WASHINGTON, DC – Republican U.S. Reps. Gregg Harper and Alan Nunnelee voted in favor of a bill today that sets the course for farm policy and food programs for the next five years, saving taxpayers $16.6 billion relative to current law.
“Agriculture is Mississippi’s number one industry and the backbone of America’s economy,” said Harper, a third-term lawmaker from the Magnolia State. “This agreement gives our farmers, ranchers, and consumers the stability they need and deserve.”
The House-Senate agreement, formally known as the “Federal Agriculture Reform and Risk Management Act of 2014,” eliminates or consolidates roughly 100 U.S. Department of Agriculture programs and reforms food stamps for the first time since the mid-1990s, all the while maintaining assistance for families in need.
Direct payments to farmers seeking aid following significant crop losses have been updated to pay out of existing insurance funds. Taxpayer protections are also strengthened by encouraging an inclusive public-private partnership that makes sure farmers invest in their own risk management.
Lawmakers adjusted eligibility standards for food assistance programs, including the launch of a 10-state pilot program to help able-bodied adults take part in work.

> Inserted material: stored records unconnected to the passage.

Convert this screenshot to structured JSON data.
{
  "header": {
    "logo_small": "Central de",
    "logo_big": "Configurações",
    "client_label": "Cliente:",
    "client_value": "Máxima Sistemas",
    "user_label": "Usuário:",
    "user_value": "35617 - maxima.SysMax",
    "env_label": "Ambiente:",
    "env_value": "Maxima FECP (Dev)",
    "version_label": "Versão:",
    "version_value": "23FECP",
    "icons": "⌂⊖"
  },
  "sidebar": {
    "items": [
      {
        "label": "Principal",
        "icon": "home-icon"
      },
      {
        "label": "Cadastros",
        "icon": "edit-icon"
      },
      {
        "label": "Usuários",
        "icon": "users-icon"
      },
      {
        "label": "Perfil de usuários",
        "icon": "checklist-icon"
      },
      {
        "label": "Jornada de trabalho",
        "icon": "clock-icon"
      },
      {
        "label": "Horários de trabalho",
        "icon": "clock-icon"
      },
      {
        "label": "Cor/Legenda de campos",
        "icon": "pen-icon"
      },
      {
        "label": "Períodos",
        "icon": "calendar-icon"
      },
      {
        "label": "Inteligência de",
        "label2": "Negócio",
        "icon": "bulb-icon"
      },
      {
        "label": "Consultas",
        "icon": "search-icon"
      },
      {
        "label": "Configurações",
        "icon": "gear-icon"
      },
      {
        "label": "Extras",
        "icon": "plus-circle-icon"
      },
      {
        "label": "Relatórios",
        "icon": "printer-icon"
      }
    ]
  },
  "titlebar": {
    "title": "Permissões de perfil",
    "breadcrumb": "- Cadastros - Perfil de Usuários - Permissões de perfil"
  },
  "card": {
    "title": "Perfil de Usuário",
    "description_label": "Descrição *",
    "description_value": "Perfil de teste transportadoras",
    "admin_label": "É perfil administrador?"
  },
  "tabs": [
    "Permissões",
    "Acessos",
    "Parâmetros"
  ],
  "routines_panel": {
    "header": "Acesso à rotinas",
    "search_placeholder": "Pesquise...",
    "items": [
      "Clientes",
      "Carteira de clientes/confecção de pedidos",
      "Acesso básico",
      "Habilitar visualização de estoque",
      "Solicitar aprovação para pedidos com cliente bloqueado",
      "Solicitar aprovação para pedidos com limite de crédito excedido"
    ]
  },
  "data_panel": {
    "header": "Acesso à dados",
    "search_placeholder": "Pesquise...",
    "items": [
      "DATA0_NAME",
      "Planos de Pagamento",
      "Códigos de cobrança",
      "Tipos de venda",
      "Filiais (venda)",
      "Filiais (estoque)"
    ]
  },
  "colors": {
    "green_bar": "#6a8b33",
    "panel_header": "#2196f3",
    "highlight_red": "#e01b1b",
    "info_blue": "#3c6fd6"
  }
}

Rules are also improved to clarify that lottery winners and undocumented immigrants cannot receive benefits.
“This bill represents the most significant savings in agriculture programs in our nation’s history,” added Harper. “Because of the conservative leadership of Senator Thad Cochran, Americans will experience the benefits of a farm bill that helps farmers and reflects the values of the Mississippians we serve in Congress.”
“The conference agreement passed today provides certainty to the number one industry in our state: agriculture. While far from perfect, this bill continues my pledge to change the culture of Washington. The conference agreement includes reforms to programs that will make them more efficient, and includes cuts to mandatory spending. Without passage, farm programs, food stamps, duplication and regulatory burdens would have continued on auto-pilot with zero conservative reforms and oversight,” Nunnelee said.
H.R. 2642 repeals or consolidates nearly 100 programs administered by the United States Department of Agriculture (USDA). The legislation achieves the first real reforms to the food stamp program since 1996, while maintaining food assistance for those that truly need it. The conference report authorizes federal agriculture programs for an additional five years, and achieves $23 billion in mandatory spending cuts, including $8 billion from the food stamp program.
Additional reforms include the consolidation of duplicative conservation programs and elimination overlapping reporting requirements, among other consumer reliefs.
The bill now advances to the Senate, where the chamber is expected to consider the agreement soon.